Gently fill hollowed zucchinis with mixture.  Filling may be mounded in flat boats, but only fill upright zucchinis to top, then cover with stem hats.  Arrange filled zucchini in a baking dish, then carefully fill bottom of dish with half an inch of water.  Cover dish with aluminum foil, then bake for 45 minutes.

While zucchinis are baking, mix the can of tomato sauce into the remainder of the stuffing.  Cover skillet with a lid and allow to simmer over low heat until the zucchinis are done.

Serve baked zucchini with grain of choice, topped with tomato sauce.  I used quinoa, since it was also a Mesoamerican staple.  The combination was delicious.

Stuffed zucchinis...with hats!


Paula said...

Call me ignorant but I've never seen nor heard of a round zucchini before this post! I learned something new today and found a great recipe so thank you!

Unknown said...

I too never have seen a round zucchini. Times are moving fast even in the food growing processes. This site has great recipes.

Aline Rowe
recipe club

Libby said...

I've only seen them on occasion at a single produce stand myself, and I get very excited when they show up! I believe they are an heirloom variety rather than a newer hybrid.
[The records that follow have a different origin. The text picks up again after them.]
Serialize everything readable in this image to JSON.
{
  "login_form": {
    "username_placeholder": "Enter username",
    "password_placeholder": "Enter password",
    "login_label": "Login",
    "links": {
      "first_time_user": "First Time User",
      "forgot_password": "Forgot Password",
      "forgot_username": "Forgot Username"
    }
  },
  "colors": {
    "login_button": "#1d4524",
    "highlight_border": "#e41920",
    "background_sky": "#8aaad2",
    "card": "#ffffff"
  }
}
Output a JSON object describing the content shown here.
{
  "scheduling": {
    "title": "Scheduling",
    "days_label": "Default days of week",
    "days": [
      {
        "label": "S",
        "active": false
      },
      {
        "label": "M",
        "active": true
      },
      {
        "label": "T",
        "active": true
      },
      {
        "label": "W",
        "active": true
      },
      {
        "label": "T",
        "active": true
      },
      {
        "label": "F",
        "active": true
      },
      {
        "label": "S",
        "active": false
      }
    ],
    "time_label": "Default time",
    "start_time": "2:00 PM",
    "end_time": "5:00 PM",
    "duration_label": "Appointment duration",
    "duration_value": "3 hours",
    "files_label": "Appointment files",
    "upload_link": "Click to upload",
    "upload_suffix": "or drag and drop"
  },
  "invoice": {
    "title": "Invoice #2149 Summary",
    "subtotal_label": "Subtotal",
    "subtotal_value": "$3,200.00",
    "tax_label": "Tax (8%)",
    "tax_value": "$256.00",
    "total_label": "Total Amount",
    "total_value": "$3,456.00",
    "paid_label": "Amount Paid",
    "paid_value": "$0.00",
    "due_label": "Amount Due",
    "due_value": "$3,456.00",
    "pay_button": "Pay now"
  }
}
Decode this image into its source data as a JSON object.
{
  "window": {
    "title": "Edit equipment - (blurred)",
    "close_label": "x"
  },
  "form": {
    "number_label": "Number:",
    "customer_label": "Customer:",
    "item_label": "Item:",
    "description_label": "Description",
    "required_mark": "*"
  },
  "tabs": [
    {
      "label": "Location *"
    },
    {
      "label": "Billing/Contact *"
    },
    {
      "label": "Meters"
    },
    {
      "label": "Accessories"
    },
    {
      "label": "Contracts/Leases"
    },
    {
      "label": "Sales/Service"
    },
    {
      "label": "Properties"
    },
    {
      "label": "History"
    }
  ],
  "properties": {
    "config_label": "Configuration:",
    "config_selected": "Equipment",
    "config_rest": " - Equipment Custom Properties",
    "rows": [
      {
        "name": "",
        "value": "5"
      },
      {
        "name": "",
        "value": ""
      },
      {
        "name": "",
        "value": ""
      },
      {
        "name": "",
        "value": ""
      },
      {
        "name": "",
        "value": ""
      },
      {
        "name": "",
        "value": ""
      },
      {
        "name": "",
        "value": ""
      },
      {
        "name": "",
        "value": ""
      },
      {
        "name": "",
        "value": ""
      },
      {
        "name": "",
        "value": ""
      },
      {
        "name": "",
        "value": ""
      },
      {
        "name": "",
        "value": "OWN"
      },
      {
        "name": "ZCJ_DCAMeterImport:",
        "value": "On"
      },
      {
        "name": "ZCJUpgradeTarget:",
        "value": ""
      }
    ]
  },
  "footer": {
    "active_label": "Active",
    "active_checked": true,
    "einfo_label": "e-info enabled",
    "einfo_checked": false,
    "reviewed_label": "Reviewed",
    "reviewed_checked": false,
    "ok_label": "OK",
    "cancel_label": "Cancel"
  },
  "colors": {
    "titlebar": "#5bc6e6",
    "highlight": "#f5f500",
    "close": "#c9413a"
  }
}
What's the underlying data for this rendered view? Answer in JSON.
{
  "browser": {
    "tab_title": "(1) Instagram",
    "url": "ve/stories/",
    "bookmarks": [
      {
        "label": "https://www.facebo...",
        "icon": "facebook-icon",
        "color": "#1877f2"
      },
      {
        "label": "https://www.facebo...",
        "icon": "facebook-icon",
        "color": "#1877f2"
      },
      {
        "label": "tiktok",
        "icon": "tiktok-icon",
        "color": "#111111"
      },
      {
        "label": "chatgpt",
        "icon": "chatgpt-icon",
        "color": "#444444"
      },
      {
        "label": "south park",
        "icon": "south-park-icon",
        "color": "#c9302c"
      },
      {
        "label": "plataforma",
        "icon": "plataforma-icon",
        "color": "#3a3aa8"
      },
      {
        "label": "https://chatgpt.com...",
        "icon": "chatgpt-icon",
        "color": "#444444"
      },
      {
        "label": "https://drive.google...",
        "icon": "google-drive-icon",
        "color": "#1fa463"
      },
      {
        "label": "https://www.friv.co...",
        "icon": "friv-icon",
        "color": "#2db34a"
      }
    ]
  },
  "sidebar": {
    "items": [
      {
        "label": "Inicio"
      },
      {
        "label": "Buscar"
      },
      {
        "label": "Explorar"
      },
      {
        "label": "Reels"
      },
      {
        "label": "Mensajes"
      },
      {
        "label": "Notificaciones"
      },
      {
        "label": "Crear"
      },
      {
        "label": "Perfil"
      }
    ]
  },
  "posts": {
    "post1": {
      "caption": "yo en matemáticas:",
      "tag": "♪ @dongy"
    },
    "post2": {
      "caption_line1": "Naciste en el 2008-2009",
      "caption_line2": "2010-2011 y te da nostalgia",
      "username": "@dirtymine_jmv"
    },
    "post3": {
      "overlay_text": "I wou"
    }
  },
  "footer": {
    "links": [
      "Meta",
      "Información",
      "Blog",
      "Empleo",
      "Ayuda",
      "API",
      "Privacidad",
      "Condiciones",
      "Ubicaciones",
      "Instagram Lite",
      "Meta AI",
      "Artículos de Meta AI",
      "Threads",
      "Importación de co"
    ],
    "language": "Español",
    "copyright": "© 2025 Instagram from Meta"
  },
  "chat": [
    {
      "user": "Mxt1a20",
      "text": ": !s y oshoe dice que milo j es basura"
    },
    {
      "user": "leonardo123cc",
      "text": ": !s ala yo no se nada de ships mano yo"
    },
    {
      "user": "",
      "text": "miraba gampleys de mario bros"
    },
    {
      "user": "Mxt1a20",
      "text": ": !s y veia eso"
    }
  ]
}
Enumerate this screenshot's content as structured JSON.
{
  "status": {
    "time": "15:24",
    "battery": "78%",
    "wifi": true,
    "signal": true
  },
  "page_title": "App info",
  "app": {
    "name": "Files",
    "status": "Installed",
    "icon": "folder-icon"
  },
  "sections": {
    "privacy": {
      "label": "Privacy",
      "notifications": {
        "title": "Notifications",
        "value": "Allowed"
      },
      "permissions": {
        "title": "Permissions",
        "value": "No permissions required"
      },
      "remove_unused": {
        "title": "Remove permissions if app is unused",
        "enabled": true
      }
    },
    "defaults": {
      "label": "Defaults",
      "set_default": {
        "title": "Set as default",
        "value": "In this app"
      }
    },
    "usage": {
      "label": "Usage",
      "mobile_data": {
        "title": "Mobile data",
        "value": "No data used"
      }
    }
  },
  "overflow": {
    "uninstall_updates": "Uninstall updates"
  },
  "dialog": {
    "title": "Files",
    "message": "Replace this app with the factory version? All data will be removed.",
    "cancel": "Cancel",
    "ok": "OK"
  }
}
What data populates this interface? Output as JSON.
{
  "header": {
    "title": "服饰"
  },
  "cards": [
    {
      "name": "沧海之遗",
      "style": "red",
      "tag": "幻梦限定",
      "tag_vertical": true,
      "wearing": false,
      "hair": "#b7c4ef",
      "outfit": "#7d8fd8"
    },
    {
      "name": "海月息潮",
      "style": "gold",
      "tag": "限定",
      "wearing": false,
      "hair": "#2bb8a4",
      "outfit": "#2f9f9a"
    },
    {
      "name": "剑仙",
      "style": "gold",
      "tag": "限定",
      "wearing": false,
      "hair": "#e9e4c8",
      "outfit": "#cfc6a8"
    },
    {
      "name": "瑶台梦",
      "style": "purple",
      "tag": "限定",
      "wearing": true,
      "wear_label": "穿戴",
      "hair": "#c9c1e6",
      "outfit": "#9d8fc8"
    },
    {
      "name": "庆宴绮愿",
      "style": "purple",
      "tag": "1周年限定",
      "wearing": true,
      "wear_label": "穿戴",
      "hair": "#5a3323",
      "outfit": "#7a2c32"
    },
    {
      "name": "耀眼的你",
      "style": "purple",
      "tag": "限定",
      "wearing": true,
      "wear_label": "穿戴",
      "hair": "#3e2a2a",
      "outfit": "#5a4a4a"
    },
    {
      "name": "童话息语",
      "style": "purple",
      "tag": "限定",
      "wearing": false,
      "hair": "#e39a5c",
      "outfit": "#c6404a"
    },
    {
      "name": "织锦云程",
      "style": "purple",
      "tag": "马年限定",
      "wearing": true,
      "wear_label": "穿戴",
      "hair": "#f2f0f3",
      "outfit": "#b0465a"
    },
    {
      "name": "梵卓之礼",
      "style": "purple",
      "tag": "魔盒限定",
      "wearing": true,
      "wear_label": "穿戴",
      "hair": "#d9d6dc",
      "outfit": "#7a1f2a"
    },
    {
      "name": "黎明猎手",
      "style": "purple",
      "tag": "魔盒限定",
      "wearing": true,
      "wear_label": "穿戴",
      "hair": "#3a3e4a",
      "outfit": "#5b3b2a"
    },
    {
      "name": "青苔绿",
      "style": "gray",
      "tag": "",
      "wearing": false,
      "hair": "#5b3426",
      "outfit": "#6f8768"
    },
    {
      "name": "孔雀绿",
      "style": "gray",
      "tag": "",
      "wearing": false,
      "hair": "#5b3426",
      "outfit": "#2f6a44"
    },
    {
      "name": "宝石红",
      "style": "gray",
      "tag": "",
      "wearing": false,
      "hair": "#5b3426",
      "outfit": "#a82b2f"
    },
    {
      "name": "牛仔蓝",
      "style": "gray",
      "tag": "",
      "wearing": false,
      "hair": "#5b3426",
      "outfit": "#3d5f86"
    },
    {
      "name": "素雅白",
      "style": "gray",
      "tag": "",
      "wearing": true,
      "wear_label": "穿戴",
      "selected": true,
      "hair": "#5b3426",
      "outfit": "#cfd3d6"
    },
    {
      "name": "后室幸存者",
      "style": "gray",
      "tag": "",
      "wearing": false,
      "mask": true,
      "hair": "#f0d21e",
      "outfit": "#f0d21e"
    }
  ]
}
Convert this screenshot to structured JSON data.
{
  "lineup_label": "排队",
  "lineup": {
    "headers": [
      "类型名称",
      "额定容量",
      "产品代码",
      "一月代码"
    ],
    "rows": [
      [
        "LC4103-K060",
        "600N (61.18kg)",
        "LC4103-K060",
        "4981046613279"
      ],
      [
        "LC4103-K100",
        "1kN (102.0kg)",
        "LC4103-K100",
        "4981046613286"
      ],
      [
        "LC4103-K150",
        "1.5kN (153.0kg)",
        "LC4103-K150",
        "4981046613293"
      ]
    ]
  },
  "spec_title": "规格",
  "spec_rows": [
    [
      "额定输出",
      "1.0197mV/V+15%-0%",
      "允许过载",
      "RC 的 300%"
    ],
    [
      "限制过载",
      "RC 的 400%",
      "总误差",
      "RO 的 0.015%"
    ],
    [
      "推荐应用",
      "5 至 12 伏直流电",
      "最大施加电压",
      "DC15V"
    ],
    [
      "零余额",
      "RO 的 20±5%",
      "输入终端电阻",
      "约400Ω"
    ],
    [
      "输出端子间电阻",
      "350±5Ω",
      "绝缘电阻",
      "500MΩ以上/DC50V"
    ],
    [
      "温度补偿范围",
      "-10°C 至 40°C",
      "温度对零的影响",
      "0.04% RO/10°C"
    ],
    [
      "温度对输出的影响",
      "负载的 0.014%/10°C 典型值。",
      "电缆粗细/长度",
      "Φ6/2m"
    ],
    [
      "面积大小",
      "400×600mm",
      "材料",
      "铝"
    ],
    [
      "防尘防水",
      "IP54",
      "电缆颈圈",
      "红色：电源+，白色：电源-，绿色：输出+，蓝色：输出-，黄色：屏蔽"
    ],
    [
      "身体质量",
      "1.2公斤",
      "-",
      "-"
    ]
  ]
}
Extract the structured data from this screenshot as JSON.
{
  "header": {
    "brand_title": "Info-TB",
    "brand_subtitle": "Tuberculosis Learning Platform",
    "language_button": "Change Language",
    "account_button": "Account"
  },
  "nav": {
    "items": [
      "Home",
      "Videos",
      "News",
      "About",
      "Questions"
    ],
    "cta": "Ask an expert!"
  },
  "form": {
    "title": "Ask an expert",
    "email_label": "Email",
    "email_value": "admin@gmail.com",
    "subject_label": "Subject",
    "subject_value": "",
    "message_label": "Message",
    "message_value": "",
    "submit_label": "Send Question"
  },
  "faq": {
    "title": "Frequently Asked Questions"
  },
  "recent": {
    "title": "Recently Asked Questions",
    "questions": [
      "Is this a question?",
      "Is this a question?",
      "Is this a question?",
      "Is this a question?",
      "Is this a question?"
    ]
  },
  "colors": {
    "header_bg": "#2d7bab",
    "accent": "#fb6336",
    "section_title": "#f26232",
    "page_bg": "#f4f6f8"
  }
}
From what I understand they are too delicate to ship well, but I did find some seeds online, and they look easy to grow if you have a garden.